The government asked for Lindsey Manufacturing, CEO Keith Lindsey, and CFO Steve Lee to forfeit all property “traceable” to their FCPA offenses — or a money judgment of an equivalent amount. How much would that be? Potentially millions, according to the indictment, which lists at least $5 million in alleged bribes paid from Lindsey to its Mexican sales agent, and onward to a Mexican official.
At the post-trial hearing before Judge Matz in Los Angeles on June 27, when he learned of the government’s failure to turn over a grand jury transcript with testimony of FBI agent Susan Guernsey, prosecutors also had enforcement of the forfeiture count on their agenda.
They had planned that day to ask Judge Matz for a money judgement against Lindsey Manufacturing for the millions alleged in the indictment. Had that happened, Lindsey’s future would have been in doubt, or worse.
But when Judge Matz heard that the government had violated his order to turn over all of Agent Guernsey’s grand jury transcripts, he first vacated the defendants’ sentencing date. Then, at the request of Jan Handzlik, lawyer for Lindsey Manufacturing and its CEO, Dr. Keith Lindsey, Judge Matz also put a stop to the government’s motion for a money judgment on the forfeiture count.
[T]here’s no way,” Judge Matz said, “that I’m going to do anything that’s going to lead to forfeiture or money judgments until this is sorted through and ruled on . . . . “
Normally, forfeitures are entered routinely as soon as a guilty verdict is in, even before appeals are exhausted. But not in this case.
The money judgment on the forfeiture against the Lindsey defendants is on hold, at least until the September 8 hearing on their motion to dismiss.
“This case is far from over,” said Lindsey defense counsel Jan Handzlik. “A freeze of Lindsey’s assets now would have been devastating. This small, family-owned company is one-of-a-kind, the only U.S. company making these products. It has vendors to pay, raw materials to buy, and unique products to manufacture and ship. The government should seek to preserve companies like Lindsey, not destroy them.”
The biggest forfeiture order in an FCPA case came in March this year against Jeffrey Tesler, one-time middleman for KBR and its partners in the TSKJ Nigeria consortium. In his plea deal with the DOJ he agreed to forfeit $148,964,568.67 — cash he held in about a dozen bank accounts.
After losing a forfeiture count, Gerald and Patricia Green were left indigent. They each owe the government $1,049,465, plus their shares in their company, Artist Design Corp., and its pension plan. The feds are also seizing their West Hollywood home later this summer. They now have court-appointed lawyers for appeals the government filed against their six-month jail sentences.

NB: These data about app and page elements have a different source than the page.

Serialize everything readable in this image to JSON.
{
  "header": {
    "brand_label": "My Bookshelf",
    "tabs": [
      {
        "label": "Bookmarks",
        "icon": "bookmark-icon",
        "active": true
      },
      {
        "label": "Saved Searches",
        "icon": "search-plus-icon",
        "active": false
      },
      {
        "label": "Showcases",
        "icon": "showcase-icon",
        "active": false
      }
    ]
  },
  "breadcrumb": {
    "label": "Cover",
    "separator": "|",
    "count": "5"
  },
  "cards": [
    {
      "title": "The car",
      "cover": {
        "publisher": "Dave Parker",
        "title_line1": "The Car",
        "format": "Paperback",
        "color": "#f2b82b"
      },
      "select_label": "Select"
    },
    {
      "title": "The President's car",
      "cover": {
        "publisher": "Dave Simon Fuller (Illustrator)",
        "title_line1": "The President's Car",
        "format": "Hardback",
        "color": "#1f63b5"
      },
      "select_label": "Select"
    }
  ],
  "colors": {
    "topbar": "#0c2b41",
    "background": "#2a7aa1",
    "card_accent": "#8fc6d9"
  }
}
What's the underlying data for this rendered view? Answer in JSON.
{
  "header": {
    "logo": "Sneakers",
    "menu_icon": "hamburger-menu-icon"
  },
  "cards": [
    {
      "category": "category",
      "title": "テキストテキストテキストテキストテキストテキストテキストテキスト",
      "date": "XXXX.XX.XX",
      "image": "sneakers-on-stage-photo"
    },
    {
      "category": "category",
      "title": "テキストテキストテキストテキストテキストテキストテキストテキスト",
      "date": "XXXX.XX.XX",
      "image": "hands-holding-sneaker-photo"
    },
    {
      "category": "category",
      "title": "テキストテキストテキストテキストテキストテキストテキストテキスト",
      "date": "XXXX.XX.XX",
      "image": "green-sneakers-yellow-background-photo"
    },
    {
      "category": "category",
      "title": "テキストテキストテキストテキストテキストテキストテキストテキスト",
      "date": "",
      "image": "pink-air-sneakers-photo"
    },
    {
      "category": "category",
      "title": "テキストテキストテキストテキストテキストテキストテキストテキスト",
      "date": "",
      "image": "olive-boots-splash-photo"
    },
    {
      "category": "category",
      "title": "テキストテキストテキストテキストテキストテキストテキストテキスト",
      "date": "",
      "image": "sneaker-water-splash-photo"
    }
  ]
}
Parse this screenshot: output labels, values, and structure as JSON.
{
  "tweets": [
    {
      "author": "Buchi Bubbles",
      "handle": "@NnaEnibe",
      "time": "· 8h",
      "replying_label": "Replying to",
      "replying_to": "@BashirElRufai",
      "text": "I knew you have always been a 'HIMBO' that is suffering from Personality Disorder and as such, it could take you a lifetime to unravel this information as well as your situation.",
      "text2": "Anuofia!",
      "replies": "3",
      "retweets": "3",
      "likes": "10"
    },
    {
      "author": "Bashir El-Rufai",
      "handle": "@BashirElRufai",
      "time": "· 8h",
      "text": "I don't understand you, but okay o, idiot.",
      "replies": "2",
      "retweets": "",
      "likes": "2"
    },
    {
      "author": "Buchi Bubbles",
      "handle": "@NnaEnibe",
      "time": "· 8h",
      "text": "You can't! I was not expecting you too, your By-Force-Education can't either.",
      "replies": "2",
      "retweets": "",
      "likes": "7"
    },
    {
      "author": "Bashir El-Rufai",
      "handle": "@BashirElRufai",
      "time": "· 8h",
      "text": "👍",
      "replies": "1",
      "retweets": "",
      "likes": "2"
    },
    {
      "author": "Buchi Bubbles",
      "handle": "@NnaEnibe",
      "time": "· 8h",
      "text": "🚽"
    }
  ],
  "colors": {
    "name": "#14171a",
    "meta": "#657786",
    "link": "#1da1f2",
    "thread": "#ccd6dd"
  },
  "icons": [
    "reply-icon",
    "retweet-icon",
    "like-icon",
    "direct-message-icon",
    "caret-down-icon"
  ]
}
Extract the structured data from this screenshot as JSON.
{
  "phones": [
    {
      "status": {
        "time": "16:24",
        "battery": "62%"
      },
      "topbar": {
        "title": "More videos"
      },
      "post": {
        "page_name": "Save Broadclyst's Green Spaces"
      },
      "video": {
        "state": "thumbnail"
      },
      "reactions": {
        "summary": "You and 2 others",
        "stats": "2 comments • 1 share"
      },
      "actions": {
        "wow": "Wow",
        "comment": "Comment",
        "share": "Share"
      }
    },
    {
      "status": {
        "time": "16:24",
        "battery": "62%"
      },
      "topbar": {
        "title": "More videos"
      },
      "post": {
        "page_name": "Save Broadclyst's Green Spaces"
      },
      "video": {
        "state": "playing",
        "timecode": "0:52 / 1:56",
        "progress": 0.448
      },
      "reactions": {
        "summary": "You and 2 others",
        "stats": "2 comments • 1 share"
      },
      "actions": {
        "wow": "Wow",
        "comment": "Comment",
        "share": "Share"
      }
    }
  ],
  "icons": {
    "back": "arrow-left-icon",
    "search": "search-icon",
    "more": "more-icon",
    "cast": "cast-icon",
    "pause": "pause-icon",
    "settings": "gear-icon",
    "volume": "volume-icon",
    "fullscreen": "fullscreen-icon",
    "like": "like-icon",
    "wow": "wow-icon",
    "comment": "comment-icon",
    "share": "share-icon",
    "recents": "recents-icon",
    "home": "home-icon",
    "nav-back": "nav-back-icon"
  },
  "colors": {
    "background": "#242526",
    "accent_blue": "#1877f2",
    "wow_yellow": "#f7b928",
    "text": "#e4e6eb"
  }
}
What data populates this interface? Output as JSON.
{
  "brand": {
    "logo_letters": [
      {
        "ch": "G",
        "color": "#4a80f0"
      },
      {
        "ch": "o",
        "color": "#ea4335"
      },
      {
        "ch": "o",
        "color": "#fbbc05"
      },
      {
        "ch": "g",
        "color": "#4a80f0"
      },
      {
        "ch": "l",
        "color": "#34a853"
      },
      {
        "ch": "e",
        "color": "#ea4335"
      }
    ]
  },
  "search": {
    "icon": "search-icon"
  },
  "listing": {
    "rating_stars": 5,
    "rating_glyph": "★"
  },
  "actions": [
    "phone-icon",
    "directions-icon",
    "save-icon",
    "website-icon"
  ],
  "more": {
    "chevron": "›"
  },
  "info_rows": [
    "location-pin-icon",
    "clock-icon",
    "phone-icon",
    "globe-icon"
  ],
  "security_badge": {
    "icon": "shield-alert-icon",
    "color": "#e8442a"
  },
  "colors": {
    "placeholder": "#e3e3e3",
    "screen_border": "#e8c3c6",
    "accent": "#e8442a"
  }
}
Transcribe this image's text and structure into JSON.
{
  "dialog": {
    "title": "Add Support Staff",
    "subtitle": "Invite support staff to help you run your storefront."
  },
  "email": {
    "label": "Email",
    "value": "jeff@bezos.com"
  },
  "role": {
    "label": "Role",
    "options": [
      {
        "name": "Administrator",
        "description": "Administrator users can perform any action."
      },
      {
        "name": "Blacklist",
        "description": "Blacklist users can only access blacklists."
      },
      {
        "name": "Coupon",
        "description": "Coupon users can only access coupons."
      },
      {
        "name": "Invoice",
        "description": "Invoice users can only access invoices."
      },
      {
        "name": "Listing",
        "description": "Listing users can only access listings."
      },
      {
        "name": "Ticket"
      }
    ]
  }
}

The case is styled U.S. v. Noriega et al, U.S. District Court, Central District of California (Western Division – Los Angeles), Case #: 2:10-cr-01031-AHM-4.
Download a copy of the first superseding indictment here.